MEXICO Lower Sirupa/Upper Aros

September 10-15, 2017; 50 river miles plus a horseback trip – Cost-Shared Expedition

Experience the beauty and big water of the Rio Sirupa and upper Rio Aros. The Sirupa is one of the headwater streams in the Yaqui drainage north of the famous Copper Canyon region in Chihuahua, Mexico. Neil and Lacey ran the upper Sirupa from Puente Verde outside of Matachic to the hot springs at Huapoca in 2013. The lower Sirupa below Huapoca is an intense Class V+ expedition with several likely portages for rafts. On this trip we will bypass the Class V+ section and run only the last ten miles or so of the Rio Sirupa (Class II-III), passing the Rio Tutuaca and continuing down the Rio Aros, taking out at Natora. This section of the Aros flows through a beautiful canyon and is primarily Class II and III, but depending on water levels could prove to be more difficult (Class IV). Although Neil and Lacey have boated the majority of this section at high water, this will likely be an exploratory low water trip with inflatable kayaks and pack rafts. We will be trying to hire locals to use their pack horses to return from Natora to El Refugio or El Cable. Be prepared to hike with your dry bag while the horses carry the boats!

Trip Highlights:

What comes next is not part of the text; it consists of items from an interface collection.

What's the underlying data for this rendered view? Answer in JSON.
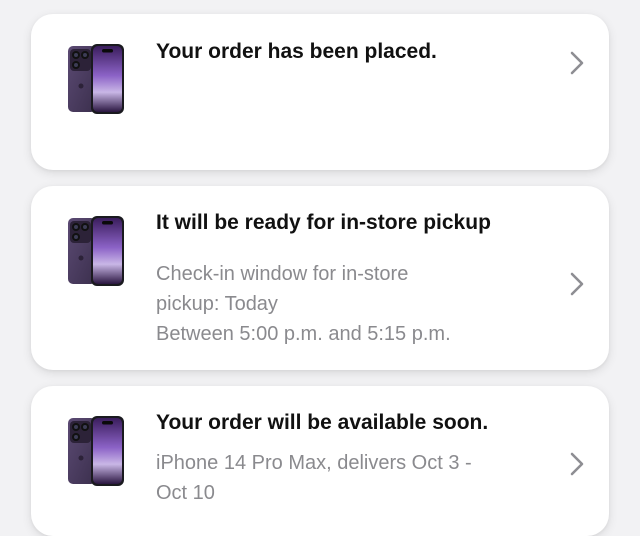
{
  "colors": {
    "background": "#f2f2f4",
    "card": "#ffffff",
    "title_text": "#111111",
    "detail_text": "#8a8a8e",
    "chevron": "#8e8e93",
    "phone_accent": "#6a3f9e"
  },
  "cards": [
    {
      "icon": "iphone-14-pro-deep-purple",
      "title": "Your order has been placed.",
      "details": []
    },
    {
      "icon": "iphone-14-pro-deep-purple",
      "title": "It will be ready for in-store pickup",
      "details": [
        "Check-in window for in-store",
        "pickup: Today",
        "Between 5:00 p.m. and 5:15 p.m."
      ]
    },
    {
      "icon": "iphone-14-pro-deep-purple",
      "title": "Your order will be available soon.",
      "details": [
        "iPhone 14 Pro Max, delivers Oct 3 -",
        "Oct 10"
      ]
    }
  ],
  "chevron_icon": "chevron-right-icon"
}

  • Experience a river that few have ever seen – this section of the Rios Sirupa and Aros has only seen a few visitors crazy enough to raft the river.
  • Amazing Scenery – see for yourself the incredibly beautiful canyons carved by the Rios Sirupa and Aros.
  • Experience the local culture – The friendly people of El Refugio will likely visit our camp and want photos of themselves on the boats!
  • Horse Shuttle – We hope to hire local cowboys in El Cable or El Refugio to shuttle the gear back from Natora using their horses.